▶ **Description of the task**
What you give back should match the records word for word.

▶ **Web page and app entries**
-- Opening Marker --

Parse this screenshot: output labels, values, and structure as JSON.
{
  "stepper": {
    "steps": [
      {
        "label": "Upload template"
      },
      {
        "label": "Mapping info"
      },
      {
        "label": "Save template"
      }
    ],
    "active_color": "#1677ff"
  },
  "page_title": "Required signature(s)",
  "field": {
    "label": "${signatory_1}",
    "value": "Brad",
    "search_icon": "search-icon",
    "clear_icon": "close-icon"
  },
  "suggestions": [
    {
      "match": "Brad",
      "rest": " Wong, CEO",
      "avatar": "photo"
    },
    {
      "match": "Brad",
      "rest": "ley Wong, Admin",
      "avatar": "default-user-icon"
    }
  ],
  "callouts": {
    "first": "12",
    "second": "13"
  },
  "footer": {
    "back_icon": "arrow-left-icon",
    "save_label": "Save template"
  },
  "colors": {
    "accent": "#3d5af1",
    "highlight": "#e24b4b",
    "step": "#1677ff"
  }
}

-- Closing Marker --

▶ **Result**
Parse this screenshot: output labels, values, and structure as JSON.
{
  "stepper": {
    "steps": [
      {
        "label": "Upload template"
      },
      {
        "label": "Mapping info"
      },
      {
        "label": "Save template"
      }
    ],
    "active_color": "#1677ff"
  },
  "page_title": "Required signature(s)",
  "field": {
    "label": "${signatory_1}",
    "value": "Brad",
    "search_icon": "search-icon",
    "clear_icon": "close-icon"
  },
  "suggestions": [
    {
      "match": "Brad",
      "rest": " Wong, CEO",
      "avatar": "photo"
    },
    {
      "match": "Brad",
      "rest": "ley Wong, Admin",
      "avatar": "default-user-icon"
    }
  ],
  "callouts": {
    "first": "12",
    "second": "13"
  },
  "footer": {
    "back_icon": "arrow-left-icon",
    "save_label": "Save template"
  },
  "colors": {
    "accent": "#3d5af1",
    "highlight": "#e24b4b",
    "step": "#1677ff"
  }
}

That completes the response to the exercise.